We also have six duffel bags of baseball equipment for a summer camp for boys. We have a huge LL Bean duffel bag full of children’s Tylenol, skin creams, feminine hygiene supplies, and other personal items. We have six or seven bags with diabetes test strips and meters and information about diet for diabetics. All this goes to various groups within the Jewish community. Today we gave a diabetes workshop to inform people how they can follow a diet that is better for diabetics than the traditional cuban diet.
My overall impression is that the Cuban people I meet in the street, and I make an extra effort to do so, admire and love the U.S. They feel our government is hurting them with the embargo and the Cuban government reinforces that sentiment, calling our embargo inhumanitarian and a holocaust. What I learned is that the only tourism the embargo has minimized is tourism from the U.S. Canadians, Dutch, Dominicans, French, German and people from other South and Central American countries are here. Our embargo has not forced a change in government and it has not starved the Cuban people. What it has done is to limit the import of healthy whole grain foods and vegetables, which would minimize the spread of diabetes.

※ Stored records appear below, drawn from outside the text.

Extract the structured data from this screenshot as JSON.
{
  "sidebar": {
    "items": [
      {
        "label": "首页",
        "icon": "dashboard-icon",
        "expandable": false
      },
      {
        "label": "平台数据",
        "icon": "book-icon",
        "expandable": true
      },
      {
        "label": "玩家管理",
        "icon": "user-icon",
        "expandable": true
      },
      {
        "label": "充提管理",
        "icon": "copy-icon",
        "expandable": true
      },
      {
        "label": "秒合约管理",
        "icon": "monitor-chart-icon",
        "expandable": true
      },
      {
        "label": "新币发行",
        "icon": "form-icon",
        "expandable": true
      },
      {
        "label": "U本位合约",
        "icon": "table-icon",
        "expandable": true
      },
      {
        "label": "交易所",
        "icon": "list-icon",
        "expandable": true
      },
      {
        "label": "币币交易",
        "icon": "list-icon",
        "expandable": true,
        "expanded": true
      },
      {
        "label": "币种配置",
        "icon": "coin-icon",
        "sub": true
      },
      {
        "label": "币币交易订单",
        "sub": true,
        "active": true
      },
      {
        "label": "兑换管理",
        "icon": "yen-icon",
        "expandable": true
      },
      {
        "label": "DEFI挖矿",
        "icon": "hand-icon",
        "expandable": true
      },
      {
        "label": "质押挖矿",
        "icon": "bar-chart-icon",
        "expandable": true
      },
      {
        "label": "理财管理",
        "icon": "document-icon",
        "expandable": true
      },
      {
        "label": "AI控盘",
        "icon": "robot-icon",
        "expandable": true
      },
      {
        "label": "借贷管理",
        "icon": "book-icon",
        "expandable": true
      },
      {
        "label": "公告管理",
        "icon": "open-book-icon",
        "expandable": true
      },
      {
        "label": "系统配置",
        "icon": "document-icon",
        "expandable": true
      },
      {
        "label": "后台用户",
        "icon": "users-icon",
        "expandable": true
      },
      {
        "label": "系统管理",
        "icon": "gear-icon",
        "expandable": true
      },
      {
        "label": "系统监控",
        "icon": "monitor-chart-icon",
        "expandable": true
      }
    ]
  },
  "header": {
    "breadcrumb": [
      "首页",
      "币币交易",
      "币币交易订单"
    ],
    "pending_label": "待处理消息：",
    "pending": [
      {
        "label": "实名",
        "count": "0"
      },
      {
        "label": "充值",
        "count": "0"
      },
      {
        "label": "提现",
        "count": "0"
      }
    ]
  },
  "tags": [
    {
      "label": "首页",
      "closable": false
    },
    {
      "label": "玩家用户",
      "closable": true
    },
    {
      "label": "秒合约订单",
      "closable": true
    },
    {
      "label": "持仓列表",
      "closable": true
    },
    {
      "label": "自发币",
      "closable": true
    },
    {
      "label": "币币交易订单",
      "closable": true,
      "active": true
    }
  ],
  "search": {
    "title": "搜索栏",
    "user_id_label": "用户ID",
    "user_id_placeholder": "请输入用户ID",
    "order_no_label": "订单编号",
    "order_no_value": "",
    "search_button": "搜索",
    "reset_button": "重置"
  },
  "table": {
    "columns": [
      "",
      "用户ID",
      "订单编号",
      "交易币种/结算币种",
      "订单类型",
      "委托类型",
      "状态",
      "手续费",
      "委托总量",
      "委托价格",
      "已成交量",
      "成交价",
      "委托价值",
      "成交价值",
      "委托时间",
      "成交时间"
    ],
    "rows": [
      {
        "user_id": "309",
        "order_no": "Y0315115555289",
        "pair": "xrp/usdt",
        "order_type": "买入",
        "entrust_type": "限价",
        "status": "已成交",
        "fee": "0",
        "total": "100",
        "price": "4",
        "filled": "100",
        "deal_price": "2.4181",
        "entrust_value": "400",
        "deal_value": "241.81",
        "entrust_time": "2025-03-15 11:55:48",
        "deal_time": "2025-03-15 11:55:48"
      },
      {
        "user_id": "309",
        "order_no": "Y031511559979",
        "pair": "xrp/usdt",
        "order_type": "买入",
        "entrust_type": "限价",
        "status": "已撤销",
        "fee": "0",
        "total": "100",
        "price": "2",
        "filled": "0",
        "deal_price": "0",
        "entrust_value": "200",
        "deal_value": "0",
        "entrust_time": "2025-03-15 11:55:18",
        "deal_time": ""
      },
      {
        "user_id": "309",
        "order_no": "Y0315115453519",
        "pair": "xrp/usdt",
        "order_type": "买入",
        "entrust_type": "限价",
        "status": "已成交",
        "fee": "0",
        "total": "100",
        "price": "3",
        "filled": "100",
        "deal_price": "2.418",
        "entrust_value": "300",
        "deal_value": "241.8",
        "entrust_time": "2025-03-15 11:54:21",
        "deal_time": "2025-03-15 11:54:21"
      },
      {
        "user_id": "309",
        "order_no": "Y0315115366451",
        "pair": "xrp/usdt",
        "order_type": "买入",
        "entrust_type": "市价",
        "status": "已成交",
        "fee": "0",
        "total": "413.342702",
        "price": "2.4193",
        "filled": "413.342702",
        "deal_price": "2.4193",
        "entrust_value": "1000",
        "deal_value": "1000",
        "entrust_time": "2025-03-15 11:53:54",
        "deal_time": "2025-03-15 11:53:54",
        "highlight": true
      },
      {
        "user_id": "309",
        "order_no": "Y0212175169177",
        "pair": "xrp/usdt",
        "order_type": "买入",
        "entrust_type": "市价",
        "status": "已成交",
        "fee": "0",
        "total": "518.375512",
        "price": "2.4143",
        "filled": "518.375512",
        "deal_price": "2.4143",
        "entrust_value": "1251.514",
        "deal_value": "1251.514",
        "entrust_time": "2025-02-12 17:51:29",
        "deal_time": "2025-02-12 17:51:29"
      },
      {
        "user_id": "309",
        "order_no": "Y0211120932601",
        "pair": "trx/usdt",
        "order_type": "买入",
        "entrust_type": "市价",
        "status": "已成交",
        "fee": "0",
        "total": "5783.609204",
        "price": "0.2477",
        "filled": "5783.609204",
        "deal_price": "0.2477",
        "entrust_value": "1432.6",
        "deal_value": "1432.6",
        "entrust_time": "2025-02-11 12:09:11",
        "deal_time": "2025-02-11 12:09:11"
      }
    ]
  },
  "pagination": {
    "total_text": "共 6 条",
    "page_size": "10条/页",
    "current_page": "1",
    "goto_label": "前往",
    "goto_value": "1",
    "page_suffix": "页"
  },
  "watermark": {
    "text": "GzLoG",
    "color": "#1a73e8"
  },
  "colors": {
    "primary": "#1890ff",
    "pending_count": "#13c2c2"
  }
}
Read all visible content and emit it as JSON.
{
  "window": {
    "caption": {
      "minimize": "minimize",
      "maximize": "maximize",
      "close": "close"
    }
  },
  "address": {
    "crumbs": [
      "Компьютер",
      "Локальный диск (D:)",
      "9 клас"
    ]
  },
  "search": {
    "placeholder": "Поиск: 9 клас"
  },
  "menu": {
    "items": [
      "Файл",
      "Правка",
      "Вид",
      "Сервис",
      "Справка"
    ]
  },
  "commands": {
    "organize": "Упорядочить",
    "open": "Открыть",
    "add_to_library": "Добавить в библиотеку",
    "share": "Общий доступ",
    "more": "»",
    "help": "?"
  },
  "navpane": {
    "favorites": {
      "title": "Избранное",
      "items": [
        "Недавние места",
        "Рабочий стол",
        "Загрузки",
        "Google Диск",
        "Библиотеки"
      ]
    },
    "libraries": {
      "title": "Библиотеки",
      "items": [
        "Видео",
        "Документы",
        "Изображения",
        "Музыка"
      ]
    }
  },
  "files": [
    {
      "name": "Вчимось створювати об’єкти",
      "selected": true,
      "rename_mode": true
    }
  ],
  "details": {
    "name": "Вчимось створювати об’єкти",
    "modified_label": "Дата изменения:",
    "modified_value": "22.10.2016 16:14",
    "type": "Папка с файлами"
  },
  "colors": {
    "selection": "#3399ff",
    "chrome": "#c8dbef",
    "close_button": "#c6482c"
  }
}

I expect Cuba will once again become a major destination location. The weather is too good and the people too gracious for it not to happen. The day will come when Cuba will compete with Miami and the Jamaicas for tourism. When that day comes, the students and we adults who made the trip in 2012, will be able to say “I knew Cuban when…” Until that day, I am enjoying my trip to Cuba, a vacation spot where everyone but Norteamericanos (U.S. citizens) are encouraged to visit.